Background: Services to diagnose early infant HIV infection should be offered at the 6-week immunization visit. Despite high 6-week immunization attendance, the coverage of early infant diagnosis (EID) is low in many sub-Saharan countries. We explored reasons for such missed opportunities at 6-week immunization visits.
Methods: We used data from 2 cross-sectional surveys conducted in 2010 in South Africa. A national assessment was undertaken among randomly selected public facilities (n = 625) to ascertain procedures for EID. A subsample of these facilities (n = 565) was revisited to assess the HIV status of 4- to 8-week-old infants receiving 6-week immunization. We examined potential missed opportunities for EID. We used logistic regression to assess factors influencing maternal intention to report for EID at 6-week immunization visits.
Results: EID services were available in >95% of facilities and 72% of immunization service points (ISPs). The majority (68%) of ISPs provide EID for infants with reported or documented (on infant's Road-to-Health Chart/booklet-iRtHC) HIV exposure. Only 9% of ISPs offered provider-initiated counseling and testing for infants of undocumented/unknown HIV exposure. Interviews with self-reported HIV-positive mothers at ISPs revealed that only 55% had their HIV status documented on their iRtHC and 35% intended to request EID during 6-week immunization. Maternal nonreporting for EID was associated with fear of discrimination, poor adherence to antiretrovirals, and inadequate knowledge about mother-to-child HIV transmission.

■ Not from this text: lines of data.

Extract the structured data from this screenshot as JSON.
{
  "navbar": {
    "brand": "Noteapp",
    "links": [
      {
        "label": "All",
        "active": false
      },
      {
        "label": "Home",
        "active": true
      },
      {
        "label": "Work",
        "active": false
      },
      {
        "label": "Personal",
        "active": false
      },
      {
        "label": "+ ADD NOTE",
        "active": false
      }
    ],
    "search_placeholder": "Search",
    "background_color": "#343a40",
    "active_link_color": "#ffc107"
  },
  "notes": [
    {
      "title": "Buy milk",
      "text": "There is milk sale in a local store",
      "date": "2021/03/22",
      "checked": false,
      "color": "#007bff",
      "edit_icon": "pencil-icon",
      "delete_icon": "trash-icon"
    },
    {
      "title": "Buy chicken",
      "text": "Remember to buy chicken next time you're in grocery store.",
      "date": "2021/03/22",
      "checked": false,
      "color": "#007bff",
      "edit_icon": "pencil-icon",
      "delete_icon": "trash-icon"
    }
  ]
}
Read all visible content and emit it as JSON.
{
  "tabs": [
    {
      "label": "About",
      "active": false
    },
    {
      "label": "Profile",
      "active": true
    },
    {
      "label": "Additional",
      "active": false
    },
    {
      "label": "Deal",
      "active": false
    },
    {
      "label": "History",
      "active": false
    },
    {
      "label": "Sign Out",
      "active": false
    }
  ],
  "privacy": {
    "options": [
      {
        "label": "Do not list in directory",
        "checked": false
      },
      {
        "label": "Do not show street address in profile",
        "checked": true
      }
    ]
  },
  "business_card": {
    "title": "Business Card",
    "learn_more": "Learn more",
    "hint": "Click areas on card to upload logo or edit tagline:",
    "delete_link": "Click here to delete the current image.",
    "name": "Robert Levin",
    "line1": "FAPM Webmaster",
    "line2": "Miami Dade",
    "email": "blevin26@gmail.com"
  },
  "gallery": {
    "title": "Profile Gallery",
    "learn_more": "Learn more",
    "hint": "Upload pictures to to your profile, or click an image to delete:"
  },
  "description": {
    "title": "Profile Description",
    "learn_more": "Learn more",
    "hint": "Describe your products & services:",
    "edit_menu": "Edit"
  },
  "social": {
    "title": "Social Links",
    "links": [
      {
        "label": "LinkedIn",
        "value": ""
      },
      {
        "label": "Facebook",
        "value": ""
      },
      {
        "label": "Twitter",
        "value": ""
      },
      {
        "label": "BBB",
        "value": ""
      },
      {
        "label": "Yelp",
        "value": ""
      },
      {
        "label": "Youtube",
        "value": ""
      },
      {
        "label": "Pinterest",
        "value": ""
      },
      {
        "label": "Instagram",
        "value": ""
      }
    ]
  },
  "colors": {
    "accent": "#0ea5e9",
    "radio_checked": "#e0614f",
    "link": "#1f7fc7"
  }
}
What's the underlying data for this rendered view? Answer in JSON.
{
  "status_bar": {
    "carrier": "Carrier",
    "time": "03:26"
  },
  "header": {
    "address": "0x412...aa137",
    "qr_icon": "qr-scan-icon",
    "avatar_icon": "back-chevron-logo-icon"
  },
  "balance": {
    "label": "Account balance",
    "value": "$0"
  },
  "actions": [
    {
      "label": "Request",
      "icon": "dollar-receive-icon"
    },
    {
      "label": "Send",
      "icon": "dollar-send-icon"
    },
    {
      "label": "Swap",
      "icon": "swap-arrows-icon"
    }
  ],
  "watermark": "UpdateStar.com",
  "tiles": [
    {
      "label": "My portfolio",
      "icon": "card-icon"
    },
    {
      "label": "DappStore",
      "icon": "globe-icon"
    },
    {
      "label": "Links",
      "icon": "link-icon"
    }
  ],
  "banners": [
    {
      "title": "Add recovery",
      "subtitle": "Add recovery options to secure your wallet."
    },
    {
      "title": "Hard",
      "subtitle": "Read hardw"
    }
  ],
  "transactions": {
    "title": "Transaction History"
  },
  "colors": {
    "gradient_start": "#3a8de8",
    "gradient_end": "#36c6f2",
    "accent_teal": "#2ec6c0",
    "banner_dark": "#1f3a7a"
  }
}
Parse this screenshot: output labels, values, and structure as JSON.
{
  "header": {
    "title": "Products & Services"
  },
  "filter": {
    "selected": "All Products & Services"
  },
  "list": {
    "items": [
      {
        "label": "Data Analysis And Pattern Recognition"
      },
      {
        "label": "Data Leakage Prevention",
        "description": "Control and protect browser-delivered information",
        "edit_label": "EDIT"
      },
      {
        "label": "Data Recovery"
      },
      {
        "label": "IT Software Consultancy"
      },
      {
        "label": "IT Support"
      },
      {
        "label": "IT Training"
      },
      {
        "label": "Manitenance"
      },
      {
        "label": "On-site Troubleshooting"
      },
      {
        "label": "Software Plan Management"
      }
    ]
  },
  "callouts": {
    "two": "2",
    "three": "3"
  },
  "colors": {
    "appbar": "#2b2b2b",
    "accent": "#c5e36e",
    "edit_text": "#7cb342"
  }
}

Conclusions: Missed opportunities for EID were attributed to poor documentation of HIV status on iRtHC, inadequate maternal knowledge about mother-to-child HIV transmission, fear of discrimination, and the lack of provider-initiated counseling and testing service for undocumented, unknown, or undeclared HIV-exposed infants.